■ Assignment ■
Scan the records for the word "date". Return each line where it is found.
(Data supplied Opens)
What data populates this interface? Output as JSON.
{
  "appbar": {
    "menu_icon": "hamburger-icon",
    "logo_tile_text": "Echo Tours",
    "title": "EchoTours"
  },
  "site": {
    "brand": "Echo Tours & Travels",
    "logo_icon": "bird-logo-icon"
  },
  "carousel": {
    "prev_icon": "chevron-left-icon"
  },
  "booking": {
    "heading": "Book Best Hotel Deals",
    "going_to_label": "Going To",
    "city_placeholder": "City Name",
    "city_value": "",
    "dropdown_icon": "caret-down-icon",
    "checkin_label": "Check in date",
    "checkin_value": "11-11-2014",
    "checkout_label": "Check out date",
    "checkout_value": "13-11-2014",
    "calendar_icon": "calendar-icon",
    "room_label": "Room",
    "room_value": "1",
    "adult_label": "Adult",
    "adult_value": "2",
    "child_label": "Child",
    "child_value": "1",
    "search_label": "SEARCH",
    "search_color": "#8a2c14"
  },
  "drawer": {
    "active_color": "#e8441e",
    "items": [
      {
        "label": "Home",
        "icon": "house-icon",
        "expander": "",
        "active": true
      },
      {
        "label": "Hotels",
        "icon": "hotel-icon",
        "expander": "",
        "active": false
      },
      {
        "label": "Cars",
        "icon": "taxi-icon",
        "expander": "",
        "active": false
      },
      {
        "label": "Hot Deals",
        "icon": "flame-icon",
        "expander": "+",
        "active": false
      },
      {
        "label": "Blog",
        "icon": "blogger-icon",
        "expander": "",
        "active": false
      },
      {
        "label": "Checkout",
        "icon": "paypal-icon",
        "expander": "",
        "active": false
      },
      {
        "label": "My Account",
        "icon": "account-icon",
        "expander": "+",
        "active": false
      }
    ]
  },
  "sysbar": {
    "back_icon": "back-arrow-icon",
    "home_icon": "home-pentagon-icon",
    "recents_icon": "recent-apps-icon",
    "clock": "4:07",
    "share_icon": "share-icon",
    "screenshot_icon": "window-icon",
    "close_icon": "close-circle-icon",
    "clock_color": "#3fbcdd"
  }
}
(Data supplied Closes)
■ Answer space ■
    "checkin_label": "Check in date",
    "checkout_label": "Check out date",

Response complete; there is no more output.